Think of building a concrete foundation for a house. Without proper mixture in concrete the concrete will become weak and eventually crack. This is the same concept of building a foundation for your finances. We need strong support pillar in order to have comfortable lives. How do we do that? There is several ways.

Budgeting – How much are you spending & earning? Write down every dollar you spend that way you can develop a habit to track your money. I recommend trimming any unnecessary expense; do you eat out for lunch often? Brown bag your lunch, instead of driving, try biking or walking depends on your location. Look for bundle package deal for entertainment like your internet, television, and phone. Make sure you’re not spending more then you make.

Debts – Having tons of debt will be a setback, find ways to trim expense and add more to your payment. Student loan can be both good and bad. Although it can further your education it can also leave you in a position drowning with debt.
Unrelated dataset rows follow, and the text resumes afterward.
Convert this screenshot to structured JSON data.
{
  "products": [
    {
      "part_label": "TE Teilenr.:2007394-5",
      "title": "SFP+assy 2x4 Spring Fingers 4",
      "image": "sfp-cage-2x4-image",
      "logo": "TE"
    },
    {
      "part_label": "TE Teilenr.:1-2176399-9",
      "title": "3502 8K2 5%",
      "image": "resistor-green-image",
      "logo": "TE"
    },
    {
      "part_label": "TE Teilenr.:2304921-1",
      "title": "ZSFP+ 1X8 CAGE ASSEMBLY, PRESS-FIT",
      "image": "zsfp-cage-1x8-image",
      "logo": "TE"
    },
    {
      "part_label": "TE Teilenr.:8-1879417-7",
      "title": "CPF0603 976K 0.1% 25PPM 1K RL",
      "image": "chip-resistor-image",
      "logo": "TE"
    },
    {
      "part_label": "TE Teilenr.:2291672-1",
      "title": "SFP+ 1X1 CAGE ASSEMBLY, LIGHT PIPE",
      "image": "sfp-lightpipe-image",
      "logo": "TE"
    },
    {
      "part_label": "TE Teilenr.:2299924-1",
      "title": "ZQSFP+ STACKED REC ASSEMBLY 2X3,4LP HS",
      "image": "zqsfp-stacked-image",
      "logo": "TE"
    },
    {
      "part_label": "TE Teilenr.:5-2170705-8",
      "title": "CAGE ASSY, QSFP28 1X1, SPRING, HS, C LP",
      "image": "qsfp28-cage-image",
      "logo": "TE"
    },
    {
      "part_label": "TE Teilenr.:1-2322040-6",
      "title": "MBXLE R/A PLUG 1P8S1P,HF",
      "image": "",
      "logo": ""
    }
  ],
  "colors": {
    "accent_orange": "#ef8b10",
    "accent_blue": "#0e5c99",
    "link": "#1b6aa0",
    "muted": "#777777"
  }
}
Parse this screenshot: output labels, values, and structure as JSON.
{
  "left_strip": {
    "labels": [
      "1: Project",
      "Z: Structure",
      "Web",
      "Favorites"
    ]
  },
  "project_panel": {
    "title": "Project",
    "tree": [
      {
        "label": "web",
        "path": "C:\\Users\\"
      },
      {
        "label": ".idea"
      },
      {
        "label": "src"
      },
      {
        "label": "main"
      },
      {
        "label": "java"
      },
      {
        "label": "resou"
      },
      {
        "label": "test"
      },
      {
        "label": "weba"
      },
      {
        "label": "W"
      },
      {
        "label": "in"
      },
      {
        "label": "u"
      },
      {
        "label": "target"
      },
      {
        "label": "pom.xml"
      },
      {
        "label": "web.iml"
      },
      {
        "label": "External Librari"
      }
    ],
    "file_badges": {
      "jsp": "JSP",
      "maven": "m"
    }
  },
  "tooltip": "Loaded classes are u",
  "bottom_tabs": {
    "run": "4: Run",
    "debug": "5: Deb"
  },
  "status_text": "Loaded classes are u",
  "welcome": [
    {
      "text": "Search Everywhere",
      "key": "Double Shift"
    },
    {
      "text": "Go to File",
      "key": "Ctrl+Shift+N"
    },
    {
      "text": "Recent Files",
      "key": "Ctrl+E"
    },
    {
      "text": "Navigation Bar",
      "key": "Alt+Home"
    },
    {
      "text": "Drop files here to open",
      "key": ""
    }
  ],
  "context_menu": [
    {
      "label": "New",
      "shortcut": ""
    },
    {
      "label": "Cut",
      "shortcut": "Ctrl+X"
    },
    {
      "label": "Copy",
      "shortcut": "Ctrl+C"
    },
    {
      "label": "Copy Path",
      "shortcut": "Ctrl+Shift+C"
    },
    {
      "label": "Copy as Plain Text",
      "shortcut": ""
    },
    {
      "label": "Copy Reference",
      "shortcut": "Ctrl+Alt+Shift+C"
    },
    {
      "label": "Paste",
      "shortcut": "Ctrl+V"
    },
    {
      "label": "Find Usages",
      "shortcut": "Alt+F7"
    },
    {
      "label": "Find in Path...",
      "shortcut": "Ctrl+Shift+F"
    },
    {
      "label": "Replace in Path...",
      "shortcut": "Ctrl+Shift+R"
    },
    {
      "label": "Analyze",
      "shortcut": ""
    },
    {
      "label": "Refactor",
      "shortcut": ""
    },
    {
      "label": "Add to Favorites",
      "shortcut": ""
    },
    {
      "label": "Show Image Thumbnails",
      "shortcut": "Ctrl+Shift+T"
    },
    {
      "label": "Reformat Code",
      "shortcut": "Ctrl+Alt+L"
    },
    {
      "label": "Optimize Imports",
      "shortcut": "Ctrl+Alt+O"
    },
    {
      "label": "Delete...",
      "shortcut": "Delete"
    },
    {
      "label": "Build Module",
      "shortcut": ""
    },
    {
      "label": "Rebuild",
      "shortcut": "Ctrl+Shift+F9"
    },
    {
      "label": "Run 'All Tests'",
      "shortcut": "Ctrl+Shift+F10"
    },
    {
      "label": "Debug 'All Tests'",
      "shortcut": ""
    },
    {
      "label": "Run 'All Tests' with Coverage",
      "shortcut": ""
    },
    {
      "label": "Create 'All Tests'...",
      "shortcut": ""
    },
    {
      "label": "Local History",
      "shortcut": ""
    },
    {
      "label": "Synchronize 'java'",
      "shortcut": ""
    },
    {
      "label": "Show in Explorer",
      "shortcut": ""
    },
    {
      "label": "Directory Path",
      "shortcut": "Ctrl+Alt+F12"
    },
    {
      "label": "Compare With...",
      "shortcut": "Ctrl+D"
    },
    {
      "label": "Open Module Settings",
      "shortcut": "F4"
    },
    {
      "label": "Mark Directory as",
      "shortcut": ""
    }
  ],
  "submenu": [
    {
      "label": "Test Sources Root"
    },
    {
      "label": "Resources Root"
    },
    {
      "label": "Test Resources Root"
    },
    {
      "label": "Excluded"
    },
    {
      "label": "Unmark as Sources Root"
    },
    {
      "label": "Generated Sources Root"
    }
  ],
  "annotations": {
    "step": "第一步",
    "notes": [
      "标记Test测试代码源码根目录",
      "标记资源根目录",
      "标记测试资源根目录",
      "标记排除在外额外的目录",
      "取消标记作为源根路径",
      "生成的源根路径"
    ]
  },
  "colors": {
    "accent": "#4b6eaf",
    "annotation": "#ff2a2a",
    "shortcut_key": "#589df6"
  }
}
Search for marketable skills that will be useful and have employment growth. Only you can decide if it’s worth going for a major that is in demand or going for a major of your passion.  Pay off credit card if you have high interest rate. It does not make sense if you have a credit card bill with a interest rate of 6%+  and also putting money in an saving account earning less than 1%.

Emergency Fund – Consider opening a saving account for emergency enough for 3 – 6 month. This will be your last resort fund, and should not be touch unless you absolutely need it. Like for car repairs, medical emergency, and etc.

Retirement account – Do take advantage of your employer company 401k, you should contribute enough to get your company match. If you have excess money you can contribute up to the max $17,500 for 2014. If you still have more left over consider opening a Roth/IRA account the max you can put is $5,500 for 2014 and will vary between your incomes. Check with your tax advisor to see if you are eligible for Roth there is an income limit on an ROTH IRA.

Investing – If you still have money left over consider investing in index funds. I advise not to invest in individual stock it is too volatile, you can try if you would like but only invest in a certain amount that you’re willing to lose. I prefer investing in Vanguard due to their low cost index fund, but there are several other companies you can go with. I recommend figuring out an asset allocation like 80% stock and 20% bond, depends on your comfort zone.

By taking these small steps you can build a strong foundation, that way when you have several small cracks you can weather the storm.